Will crews help push the culture?
Yeah, it will definitely help. It is just simple as that. The energy of one person and the energy of ten people makes lot of difference. When you’re in a group, you’re with your crew, you skate with them every day, you have a different level of energy.
Any skaters or crews that you like in India?
Oh yeah, Mohd. Khadir from Bangalore and Sagar from Mumbai, Tony from Delhi. There are a lot of skaters in Delhi and Bangalore. I like all of them – they are good, hardcore skaters.
The streets have inspired a lot of skaters. What have you learnt from the streets and skateboarding?

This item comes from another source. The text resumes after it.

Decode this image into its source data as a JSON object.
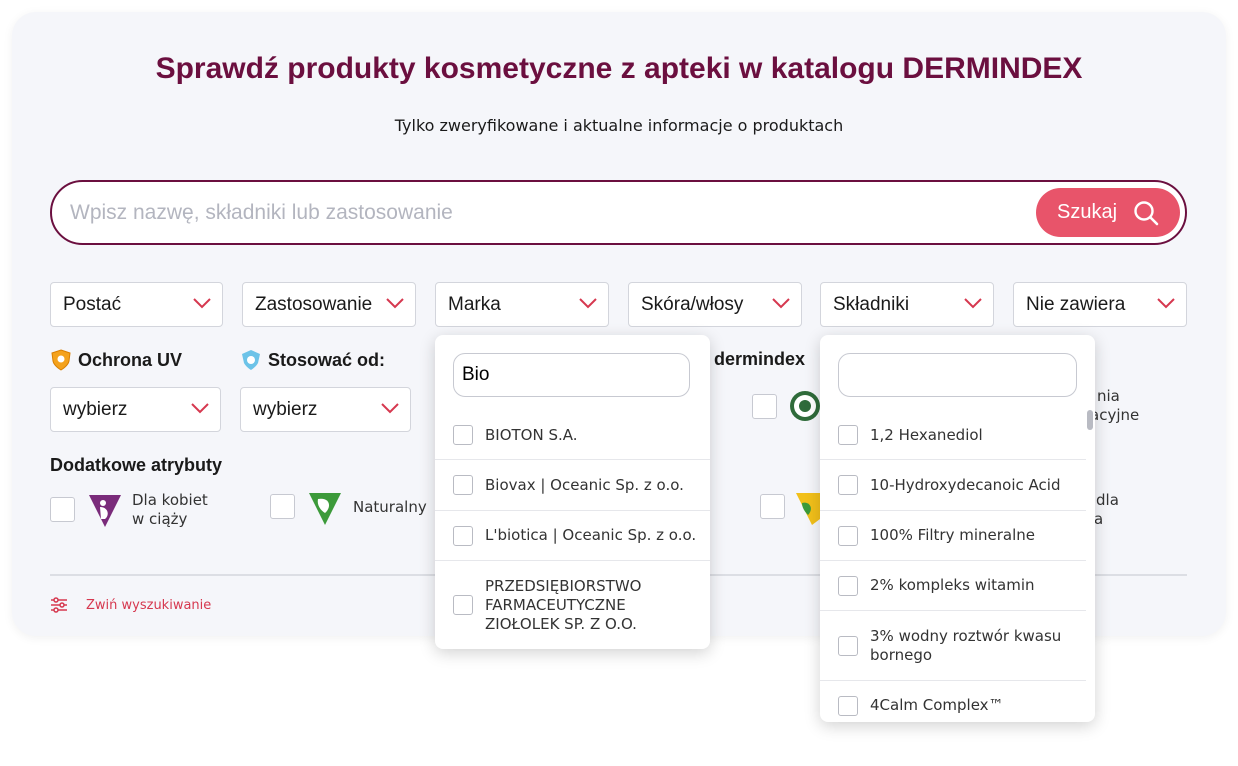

See, you choose to be a skateboarder. Nobody tells you go and skate, even if somebody sees you skating they will say, “why are you doing this”. They wouldn’t know because nothing is easy in skateboarding. Like, even if you see someone doing it and wanna try it yourself, there are very less chances that you’ll get it right in the first go. You’ll fall probably a 100 hundred times but the thing is you’ll have that strength. That is where skateboarding coincides with your regular daily life. If you want to do something, you will do it and won’t give up on it. It’s that commitment to what you want to do where you fall a hundred times but you still try for it. You don’t know whether you’re going to do it or not, whether you’re hurt or you’ll walk tomorrow or not, but you still go and try. That’s very unique to skating and that is what connects the skater to his or her daily regular life as well. Where you don’t give up.
That gets me to an interesting question. Which are the new tricks you are trying to land?
I have so many tricks that I want to learn and have not been able to land yet!
So what’s the latest one you’re trying to nail?
Latest one is the Frontside Alley-Oop Feeble Cry. It’s a nice trick but I’ve been busy with a lot of other things. Like handling other things, other trainers so I’ve been missing out on my regular skateboarding.
So, what is your typical day?
The thing is, it’s pretty free. You are free of anything and everything. There is nothing that has to be done then and there, at that particular time. As a skater, you’re thinking about the next trick most of the time. You are thinking about your sport.